→ **Aim of the task**:
The answer must consist of each line below that contains the string "subject".

Top of Entries supplied

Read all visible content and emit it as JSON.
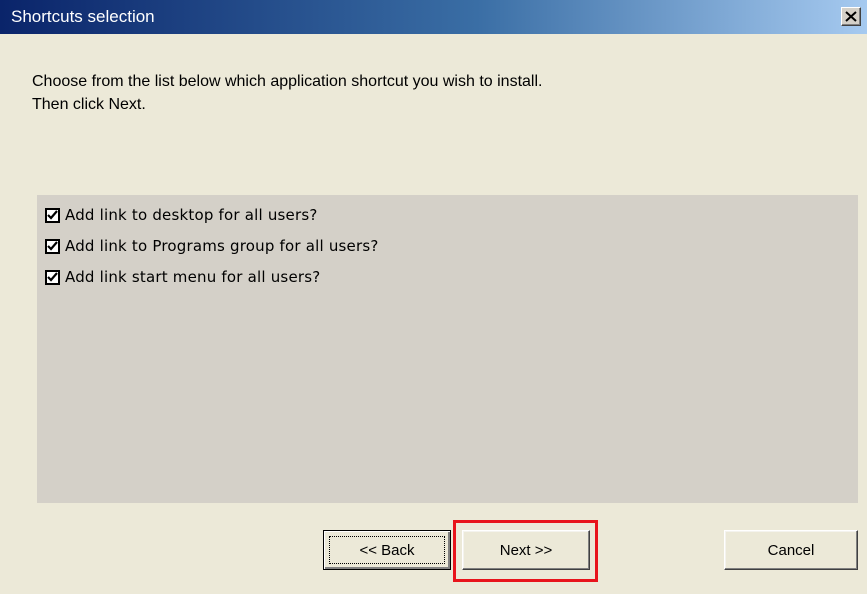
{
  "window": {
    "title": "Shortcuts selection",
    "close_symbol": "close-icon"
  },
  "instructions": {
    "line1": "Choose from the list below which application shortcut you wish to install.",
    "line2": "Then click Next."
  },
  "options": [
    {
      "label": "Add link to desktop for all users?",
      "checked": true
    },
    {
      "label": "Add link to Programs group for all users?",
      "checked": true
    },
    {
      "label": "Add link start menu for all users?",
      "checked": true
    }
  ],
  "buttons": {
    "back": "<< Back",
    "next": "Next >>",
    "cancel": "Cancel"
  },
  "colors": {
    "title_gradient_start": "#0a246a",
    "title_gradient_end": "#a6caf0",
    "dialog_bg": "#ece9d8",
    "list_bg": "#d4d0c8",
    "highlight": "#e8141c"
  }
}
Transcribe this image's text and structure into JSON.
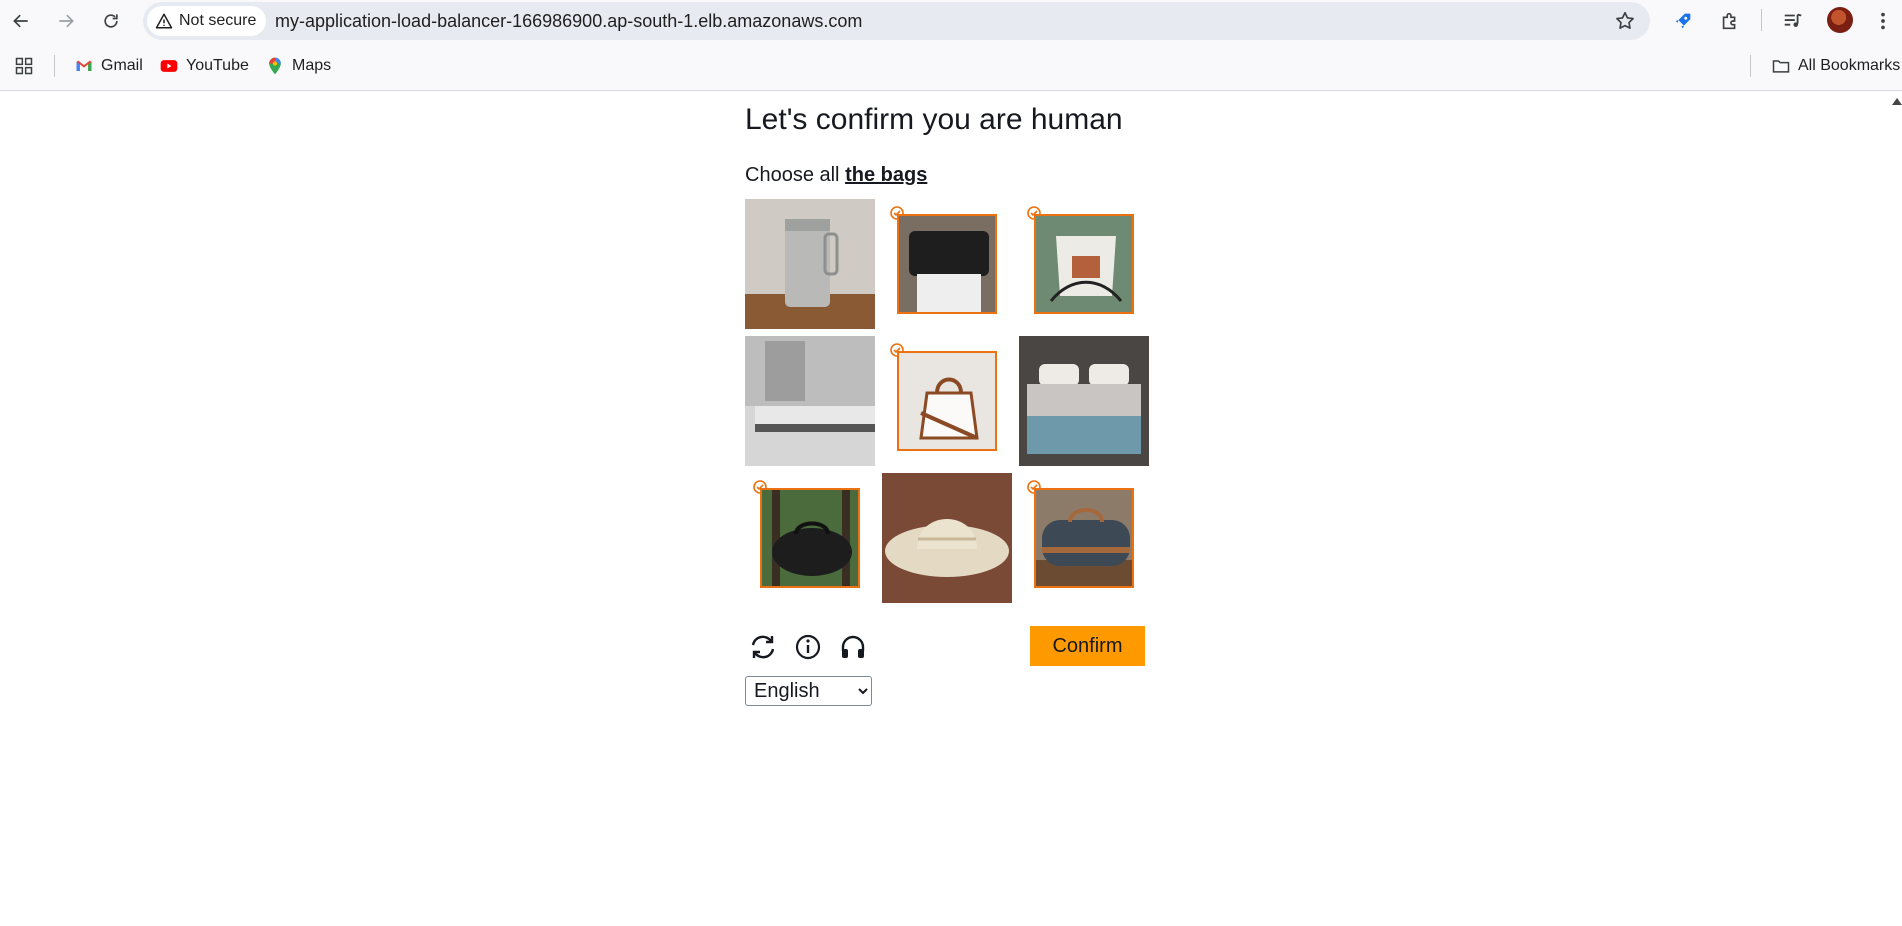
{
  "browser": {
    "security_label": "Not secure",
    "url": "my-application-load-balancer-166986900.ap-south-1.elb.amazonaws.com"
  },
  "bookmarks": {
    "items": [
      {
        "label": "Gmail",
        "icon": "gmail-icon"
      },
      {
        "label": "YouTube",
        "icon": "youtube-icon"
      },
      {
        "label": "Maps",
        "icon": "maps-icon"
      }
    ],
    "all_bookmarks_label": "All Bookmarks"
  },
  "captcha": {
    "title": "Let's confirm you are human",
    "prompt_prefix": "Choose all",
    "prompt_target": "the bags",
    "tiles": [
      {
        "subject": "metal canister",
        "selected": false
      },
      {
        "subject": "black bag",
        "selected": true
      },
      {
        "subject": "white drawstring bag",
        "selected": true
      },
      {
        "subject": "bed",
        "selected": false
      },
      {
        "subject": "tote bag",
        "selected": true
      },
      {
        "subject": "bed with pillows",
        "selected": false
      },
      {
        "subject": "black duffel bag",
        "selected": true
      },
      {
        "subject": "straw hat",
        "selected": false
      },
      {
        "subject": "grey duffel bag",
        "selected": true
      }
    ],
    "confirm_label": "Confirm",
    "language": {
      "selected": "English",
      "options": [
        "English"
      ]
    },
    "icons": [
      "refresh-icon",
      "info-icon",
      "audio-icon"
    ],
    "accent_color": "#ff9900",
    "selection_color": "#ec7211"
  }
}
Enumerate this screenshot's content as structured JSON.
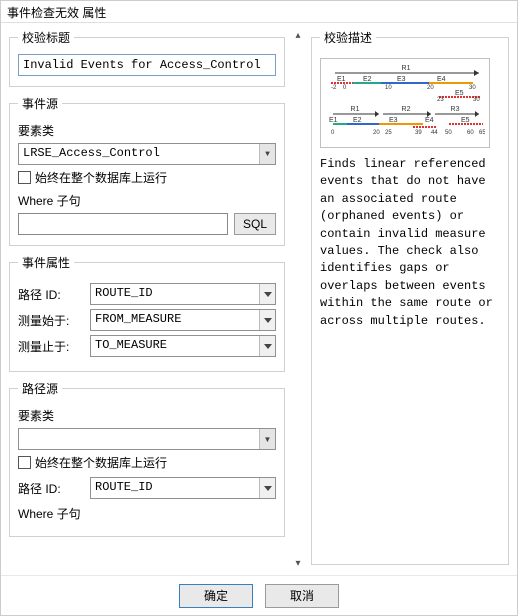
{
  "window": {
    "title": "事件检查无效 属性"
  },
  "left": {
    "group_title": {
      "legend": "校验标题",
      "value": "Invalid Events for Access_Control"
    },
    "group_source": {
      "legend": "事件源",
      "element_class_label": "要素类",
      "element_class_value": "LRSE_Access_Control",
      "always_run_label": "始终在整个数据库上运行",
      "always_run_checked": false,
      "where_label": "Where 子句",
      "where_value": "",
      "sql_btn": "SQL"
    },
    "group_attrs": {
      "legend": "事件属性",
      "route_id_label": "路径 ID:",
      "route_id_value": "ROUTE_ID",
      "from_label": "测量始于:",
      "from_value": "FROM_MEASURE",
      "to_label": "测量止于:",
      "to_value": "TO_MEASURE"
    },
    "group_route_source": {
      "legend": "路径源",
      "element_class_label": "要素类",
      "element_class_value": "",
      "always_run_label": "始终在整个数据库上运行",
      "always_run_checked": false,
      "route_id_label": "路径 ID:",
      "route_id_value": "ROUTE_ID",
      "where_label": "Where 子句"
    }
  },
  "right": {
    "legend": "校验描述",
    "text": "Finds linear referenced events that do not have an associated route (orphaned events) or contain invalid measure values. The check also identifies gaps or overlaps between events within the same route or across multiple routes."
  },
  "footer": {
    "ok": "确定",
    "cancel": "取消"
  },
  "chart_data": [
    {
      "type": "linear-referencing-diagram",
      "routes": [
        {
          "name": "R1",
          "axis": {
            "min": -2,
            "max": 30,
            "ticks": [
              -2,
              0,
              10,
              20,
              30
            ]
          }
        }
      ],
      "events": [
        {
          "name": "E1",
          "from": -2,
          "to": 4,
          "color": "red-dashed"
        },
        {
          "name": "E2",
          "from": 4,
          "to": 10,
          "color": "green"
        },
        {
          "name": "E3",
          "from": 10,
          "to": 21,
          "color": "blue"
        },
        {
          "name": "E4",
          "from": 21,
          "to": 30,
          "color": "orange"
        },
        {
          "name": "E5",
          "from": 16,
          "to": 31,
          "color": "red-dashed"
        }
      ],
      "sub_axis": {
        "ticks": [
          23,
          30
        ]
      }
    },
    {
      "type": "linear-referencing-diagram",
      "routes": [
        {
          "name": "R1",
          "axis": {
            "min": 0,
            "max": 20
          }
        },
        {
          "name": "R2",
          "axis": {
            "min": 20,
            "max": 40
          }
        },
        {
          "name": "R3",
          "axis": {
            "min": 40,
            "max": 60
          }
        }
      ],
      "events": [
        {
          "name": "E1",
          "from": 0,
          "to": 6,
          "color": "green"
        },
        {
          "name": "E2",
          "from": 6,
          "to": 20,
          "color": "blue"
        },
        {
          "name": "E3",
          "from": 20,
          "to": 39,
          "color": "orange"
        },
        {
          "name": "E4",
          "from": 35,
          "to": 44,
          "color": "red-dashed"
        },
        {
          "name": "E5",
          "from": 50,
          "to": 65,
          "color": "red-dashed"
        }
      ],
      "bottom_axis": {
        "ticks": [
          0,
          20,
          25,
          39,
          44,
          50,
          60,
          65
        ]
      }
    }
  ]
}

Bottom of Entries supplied

→ **Reply**:
        "subject": "metal canister",
        "subject": "black bag",
        "subject": "white drawstring bag",
        "subject": "bed",
        "subject": "tote bag",
        "subject": "bed with pillows",
        "subject": "black duffel bag",
        "subject": "straw hat",
        "subject": "grey duffel bag",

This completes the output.